» **Extracted information**:
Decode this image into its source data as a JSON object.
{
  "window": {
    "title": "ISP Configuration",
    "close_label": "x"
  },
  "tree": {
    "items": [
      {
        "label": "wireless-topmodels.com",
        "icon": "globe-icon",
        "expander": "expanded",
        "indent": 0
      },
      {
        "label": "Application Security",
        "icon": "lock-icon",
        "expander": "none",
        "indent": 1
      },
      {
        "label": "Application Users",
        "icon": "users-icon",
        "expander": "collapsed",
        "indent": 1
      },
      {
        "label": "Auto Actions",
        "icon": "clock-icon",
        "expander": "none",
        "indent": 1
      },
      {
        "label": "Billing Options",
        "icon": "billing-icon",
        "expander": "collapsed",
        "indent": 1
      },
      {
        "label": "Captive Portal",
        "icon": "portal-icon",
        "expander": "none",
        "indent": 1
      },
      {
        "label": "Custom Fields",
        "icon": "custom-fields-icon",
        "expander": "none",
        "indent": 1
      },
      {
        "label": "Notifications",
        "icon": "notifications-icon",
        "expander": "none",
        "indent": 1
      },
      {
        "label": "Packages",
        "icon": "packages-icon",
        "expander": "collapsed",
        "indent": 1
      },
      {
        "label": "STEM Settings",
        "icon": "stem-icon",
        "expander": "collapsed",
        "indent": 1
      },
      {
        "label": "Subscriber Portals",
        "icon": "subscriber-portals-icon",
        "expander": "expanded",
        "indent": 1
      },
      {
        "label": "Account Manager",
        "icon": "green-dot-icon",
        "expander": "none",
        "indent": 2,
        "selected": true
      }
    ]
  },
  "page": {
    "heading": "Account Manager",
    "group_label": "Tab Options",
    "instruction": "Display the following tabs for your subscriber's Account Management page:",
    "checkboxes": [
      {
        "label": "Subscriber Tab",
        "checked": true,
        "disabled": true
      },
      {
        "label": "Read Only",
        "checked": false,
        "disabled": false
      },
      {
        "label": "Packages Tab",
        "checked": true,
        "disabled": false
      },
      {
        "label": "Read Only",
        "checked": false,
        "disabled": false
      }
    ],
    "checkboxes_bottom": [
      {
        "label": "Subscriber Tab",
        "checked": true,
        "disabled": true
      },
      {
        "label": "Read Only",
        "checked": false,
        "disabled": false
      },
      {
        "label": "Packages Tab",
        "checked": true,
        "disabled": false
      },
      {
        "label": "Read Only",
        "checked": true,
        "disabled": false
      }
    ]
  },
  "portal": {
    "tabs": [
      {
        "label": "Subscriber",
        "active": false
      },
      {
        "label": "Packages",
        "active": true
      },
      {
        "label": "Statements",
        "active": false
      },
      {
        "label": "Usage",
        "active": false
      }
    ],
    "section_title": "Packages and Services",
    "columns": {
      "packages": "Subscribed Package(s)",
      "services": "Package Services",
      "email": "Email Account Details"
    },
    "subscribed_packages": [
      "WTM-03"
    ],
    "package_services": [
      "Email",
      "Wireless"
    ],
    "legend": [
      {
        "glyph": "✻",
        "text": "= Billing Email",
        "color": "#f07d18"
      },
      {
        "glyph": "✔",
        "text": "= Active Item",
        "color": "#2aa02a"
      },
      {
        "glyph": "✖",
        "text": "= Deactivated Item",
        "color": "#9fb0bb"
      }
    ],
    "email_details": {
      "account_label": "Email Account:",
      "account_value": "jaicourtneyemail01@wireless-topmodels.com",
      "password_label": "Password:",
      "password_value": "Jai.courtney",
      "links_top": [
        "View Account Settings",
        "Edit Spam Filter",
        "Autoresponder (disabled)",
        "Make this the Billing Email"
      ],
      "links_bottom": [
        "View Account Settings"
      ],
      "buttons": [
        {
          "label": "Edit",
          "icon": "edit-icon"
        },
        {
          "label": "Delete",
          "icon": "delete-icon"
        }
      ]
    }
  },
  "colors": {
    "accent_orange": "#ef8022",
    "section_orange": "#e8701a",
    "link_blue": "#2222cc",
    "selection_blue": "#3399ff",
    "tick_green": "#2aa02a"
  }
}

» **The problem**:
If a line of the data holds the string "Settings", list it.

» **The answer**:
        "label": "STEM Settings",
        "View Account Settings",
        "View Account Settings"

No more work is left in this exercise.